Entries from a dataset of interfaces
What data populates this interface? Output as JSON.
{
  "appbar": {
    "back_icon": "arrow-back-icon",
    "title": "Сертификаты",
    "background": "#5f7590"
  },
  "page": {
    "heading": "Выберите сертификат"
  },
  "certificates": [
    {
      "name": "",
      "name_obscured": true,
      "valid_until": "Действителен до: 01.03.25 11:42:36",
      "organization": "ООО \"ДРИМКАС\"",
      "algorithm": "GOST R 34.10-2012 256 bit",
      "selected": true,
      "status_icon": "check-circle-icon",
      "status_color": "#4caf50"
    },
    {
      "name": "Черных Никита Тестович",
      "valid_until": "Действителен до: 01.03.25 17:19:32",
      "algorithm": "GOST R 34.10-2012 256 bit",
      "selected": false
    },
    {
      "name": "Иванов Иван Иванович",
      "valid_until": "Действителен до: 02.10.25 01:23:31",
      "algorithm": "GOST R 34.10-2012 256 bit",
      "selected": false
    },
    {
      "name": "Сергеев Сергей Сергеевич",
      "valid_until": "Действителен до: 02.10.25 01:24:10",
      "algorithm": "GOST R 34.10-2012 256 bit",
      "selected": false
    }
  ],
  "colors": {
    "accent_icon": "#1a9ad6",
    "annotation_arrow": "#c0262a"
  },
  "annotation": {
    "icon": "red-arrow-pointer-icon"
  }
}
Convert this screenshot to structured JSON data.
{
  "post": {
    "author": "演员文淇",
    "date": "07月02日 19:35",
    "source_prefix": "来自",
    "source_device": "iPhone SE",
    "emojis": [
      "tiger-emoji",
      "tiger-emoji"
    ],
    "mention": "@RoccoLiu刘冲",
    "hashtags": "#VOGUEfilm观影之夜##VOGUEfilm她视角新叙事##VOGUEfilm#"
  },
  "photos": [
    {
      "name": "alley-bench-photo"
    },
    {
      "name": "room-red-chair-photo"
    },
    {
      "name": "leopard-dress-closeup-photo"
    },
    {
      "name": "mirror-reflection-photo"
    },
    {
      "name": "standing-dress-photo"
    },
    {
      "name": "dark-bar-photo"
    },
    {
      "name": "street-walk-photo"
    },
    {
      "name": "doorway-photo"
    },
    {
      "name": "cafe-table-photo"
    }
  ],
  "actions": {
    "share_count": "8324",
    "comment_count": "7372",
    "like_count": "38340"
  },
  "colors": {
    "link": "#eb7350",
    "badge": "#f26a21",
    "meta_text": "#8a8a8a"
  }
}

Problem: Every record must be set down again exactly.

Problem solution:
What data populates this interface? Output as JSON.
{
  "appbar": {
    "back_icon": "arrow-back-icon",
    "title": "Сертификаты",
    "background": "#5f7590"
  },
  "page": {
    "heading": "Выберите сертификат"
  },
  "certificates": [
    {
      "name": "",
      "name_obscured": true,
      "valid_until": "Действителен до: 01.03.25 11:42:36",
      "organization": "ООО \"ДРИМКАС\"",
      "algorithm": "GOST R 34.10-2012 256 bit",
      "selected": true,
      "status_icon": "check-circle-icon",
      "status_color": "#4caf50"
    },
    {
      "name": "Черных Никита Тестович",
      "valid_until": "Действителен до: 01.03.25 17:19:32",
      "algorithm": "GOST R 34.10-2012 256 bit",
      "selected": false
    },
    {
      "name": "Иванов Иван Иванович",
      "valid_until": "Действителен до: 02.10.25 01:23:31",
      "algorithm": "GOST R 34.10-2012 256 bit",
      "selected": false
    },
    {
      "name": "Сергеев Сергей Сергеевич",
      "valid_until": "Действителен до: 02.10.25 01:24:10",
      "algorithm": "GOST R 34.10-2012 256 bit",
      "selected": false
    }
  ],
  "colors": {
    "accent_icon": "#1a9ad6",
    "annotation_arrow": "#c0262a"
  },
  "annotation": {
    "icon": "red-arrow-pointer-icon"
  }
}
Convert this screenshot to structured JSON data.
{
  "post": {
    "author": "演员文淇",
    "date": "07月02日 19:35",
    "source_prefix": "来自",
    "source_device": "iPhone SE",
    "emojis": [
      "tiger-emoji",
      "tiger-emoji"
    ],
    "mention": "@RoccoLiu刘冲",
    "hashtags": "#VOGUEfilm观影之夜##VOGUEfilm她视角新叙事##VOGUEfilm#"
  },
  "photos": [
    {
      "name": "alley-bench-photo"
    },
    {
      "name": "room-red-chair-photo"
    },
    {
      "name": "leopard-dress-closeup-photo"
    },
    {
      "name": "mirror-reflection-photo"
    },
    {
      "name": "standing-dress-photo"
    },
    {
      "name": "dark-bar-photo"
    },
    {
      "name": "street-walk-photo"
    },
    {
      "name": "doorway-photo"
    },
    {
      "name": "cafe-table-photo"
    }
  ],
  "actions": {
    "share_count": "8324",
    "comment_count": "7372",
    "like_count": "38340"
  },
  "colors": {
    "link": "#eb7350",
    "badge": "#f26a21",
    "meta_text": "#8a8a8a"
  }
}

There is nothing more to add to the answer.